Here's a shot of another dog going over the jumps, just to give an idea of the day. (It's taken with my phone, so it's not very clear.)

Friday, 9 October 2009

when your dog is overweight

I took Penny to a local physiotherapist who deals with dogs, because I suspected she was limping - just before our first-ever big day at a flyball event next Sunday! (The races at the Royal Melbourne Show recently were just a 'taster' for us, as there were only teams from our own club.)

I'm ashamed to say the physio said the main problem is that Penny is overweight.

I asked how much, and he said TWO KILOS. When you only weight 16 kilos, that's 12.5% of your weight, and I calculate she's about 14% overweight. I'm feeling really bad.

But of course we can't just start massively dieting. A friend advised me to cut her food gradually.

So, today is the beginning of the fitness and dieting programmme!

Penny, fortunately, doesn't know the bad news..

Wednesday, 7 October 2009

when sick owners can't take care of their pets

In Victoria the wonderful Royal District Nursing Service has entered into partnership with the Lort Smith Animal Hospital, another great organisation.

Lort Smith, subject to availability, will provide emergency pet boarding service for up to six weeks for the pets of RDNS clients who are temporarily unable to take care of them, due to having to be away from home.

Not only does this give sick people the security of knowing their pets are cared for, but it's free. Lort Smith will transport the animals, and also provide food, upkeep and veterinary care.

As the newsletter of the RDNS says, pets positively affect people's helth, 'at a time when it is needed most'.

I couldn't agree more.

Tuesday, 6 October 2009

using food as rewards in training

I've just read a very useful summary of the pros and cons of using food as the reward in training dogs. I followed a link that Honey the Great Dane sent me. (Well, her human, Hsin-Yi actually sent it to me, but I'm sure Honey was behind it all.)

It's one of the best summaries of the issue I've ever seen.

What I particularly liked was the point that the human has to follow up with the teaching throughout the dog's life. So, if you like jerking on a chain and releasing it, you'll be doing it right through the dog's life. (Definitely not my choice.)

Or, if you reward with food, you are committed to doing that indefinitely.
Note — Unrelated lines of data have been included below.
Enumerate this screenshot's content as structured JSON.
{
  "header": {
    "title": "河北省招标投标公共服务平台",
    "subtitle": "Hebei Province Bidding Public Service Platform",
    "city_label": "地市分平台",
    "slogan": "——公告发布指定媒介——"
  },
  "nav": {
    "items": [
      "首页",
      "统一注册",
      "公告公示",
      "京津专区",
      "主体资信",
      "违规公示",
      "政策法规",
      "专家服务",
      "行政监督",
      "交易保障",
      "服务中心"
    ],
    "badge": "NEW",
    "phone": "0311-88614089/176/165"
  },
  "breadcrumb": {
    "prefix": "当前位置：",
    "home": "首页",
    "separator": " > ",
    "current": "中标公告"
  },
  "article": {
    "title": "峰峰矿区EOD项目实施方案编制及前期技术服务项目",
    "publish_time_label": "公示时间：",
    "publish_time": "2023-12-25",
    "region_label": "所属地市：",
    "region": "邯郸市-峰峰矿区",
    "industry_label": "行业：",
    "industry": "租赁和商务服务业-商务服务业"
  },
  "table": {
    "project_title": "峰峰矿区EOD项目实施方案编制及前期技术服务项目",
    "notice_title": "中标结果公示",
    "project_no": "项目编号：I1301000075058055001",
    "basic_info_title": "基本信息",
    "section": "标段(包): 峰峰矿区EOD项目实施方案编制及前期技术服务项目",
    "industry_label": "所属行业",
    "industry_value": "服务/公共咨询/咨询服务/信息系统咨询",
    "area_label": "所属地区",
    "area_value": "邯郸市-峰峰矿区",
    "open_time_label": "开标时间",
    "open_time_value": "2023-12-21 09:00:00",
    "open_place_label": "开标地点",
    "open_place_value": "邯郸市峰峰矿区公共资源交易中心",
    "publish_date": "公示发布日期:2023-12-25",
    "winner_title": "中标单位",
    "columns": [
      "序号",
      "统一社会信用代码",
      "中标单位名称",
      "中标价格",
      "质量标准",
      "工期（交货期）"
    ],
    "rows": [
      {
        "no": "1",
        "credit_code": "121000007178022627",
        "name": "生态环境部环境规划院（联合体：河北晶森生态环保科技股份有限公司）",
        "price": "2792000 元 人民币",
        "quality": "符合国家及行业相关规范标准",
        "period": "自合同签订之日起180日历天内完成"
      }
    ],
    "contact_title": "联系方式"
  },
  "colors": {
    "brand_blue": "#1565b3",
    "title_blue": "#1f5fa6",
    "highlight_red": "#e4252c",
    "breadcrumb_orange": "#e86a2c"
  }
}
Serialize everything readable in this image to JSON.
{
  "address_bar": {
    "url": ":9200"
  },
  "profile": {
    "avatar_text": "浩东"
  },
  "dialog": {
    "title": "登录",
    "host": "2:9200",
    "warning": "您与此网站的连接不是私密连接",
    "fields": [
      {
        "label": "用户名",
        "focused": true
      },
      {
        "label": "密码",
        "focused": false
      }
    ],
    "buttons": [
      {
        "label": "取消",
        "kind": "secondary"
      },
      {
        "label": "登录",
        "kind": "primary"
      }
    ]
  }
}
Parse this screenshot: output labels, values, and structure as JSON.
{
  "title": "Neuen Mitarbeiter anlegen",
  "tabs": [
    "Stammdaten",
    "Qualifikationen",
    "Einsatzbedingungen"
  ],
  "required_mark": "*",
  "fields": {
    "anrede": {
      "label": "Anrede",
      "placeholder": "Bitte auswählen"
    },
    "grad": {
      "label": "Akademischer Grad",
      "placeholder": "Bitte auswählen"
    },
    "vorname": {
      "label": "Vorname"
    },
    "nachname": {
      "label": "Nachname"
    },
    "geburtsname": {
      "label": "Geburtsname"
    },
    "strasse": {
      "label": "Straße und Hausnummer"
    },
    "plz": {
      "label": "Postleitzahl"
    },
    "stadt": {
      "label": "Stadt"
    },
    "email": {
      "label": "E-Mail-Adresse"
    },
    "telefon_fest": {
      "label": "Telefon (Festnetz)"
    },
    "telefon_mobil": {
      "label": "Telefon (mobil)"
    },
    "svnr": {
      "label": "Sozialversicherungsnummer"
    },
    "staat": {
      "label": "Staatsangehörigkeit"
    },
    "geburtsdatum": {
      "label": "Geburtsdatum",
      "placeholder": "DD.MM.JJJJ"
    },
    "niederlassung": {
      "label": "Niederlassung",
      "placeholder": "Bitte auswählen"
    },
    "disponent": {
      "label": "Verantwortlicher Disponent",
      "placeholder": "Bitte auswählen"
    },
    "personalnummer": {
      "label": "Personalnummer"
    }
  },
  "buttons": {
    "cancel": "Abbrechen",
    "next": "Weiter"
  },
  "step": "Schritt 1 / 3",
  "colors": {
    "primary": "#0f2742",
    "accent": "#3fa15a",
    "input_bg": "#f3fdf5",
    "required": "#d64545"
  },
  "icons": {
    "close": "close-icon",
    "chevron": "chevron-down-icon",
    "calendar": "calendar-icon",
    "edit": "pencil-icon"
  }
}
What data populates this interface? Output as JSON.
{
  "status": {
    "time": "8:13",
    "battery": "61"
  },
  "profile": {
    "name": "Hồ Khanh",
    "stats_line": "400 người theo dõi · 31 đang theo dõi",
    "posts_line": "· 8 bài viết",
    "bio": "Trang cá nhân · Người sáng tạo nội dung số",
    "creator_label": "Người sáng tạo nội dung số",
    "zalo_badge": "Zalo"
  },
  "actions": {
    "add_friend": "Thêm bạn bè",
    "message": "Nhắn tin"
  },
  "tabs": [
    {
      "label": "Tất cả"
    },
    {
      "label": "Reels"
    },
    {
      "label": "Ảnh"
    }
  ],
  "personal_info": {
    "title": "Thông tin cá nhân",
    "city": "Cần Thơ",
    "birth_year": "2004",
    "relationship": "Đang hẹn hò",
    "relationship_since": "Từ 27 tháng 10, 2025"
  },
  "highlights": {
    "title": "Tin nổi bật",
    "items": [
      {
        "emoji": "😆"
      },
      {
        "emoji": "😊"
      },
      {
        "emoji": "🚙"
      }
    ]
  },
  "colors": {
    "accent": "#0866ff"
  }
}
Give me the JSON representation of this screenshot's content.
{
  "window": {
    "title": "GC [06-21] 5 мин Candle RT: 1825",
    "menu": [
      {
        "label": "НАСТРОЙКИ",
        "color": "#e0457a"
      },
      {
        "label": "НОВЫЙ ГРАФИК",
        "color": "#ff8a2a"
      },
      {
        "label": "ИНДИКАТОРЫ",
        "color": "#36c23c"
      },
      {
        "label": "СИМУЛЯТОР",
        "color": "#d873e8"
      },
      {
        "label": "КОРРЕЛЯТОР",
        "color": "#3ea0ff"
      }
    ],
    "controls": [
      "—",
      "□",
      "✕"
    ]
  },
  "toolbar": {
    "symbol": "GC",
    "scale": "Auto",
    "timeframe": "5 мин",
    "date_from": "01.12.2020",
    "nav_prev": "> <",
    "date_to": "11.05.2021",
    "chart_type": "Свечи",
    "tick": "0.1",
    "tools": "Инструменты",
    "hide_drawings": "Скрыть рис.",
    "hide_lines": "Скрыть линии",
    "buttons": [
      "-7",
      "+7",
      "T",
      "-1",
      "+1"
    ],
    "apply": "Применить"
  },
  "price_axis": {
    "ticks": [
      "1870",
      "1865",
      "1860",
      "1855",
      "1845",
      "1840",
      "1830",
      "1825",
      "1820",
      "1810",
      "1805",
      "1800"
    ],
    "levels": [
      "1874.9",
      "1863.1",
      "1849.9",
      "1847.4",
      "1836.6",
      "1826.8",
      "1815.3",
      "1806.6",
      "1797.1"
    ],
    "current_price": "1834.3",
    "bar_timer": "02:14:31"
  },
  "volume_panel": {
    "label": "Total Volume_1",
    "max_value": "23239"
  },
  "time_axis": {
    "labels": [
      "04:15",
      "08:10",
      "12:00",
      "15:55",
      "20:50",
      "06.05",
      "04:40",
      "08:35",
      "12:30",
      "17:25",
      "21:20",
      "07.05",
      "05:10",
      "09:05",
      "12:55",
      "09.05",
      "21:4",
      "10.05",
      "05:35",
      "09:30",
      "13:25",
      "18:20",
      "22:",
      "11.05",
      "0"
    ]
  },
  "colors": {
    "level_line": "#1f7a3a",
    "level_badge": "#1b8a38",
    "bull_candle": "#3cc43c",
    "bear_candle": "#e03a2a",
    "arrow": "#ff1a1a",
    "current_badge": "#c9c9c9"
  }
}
Not all the time, but indefinitely.

And you have to remember that the more treats you give, the less food there will be at mealtimes, or you'll end up with an overfed dog.

Monday, 5 October 2009

sometimes dogs should stay away from birds

After my last post about the avian fruit-thief, I thought I should even up by putting a link to this story about another Australian bird, a link that a friend emailed to me today.

By the way, I love birds. Especially the ones that are nearly as clever as dogs!

It's one of the loveliest stories I've read, and it's about a member of the cockatoo family, a long-lived bird species that should not be caged, in my opinion.

Don't forget to click on the 'next' links to read the whole story.

Friday, 2 October 2009

dogs guarding fruit crops...not!

Where was Penny when this cheeky thief arrived to steal our cherry blossom?

Lucky for him, she wasn't here while he was stripping the cherry blossoms from our trees! I'm sure she would have seen him off in quick-smart time, because he was sitting quite low in the trees and she would have stretched up high and really, really scared him. Or tried to...

Hmmm...but he was rather tame.

Even when I threw firewood at him (and yes, I was trying to get close!) he just moved away for a few minutes until I went inside, and then sauntered back to continue his thievery. (Can birds saunter? I think this one could.)

All those beautiful blossoms, gone in an instant!

I did convince him to fly off, but there were only a few blossoms left.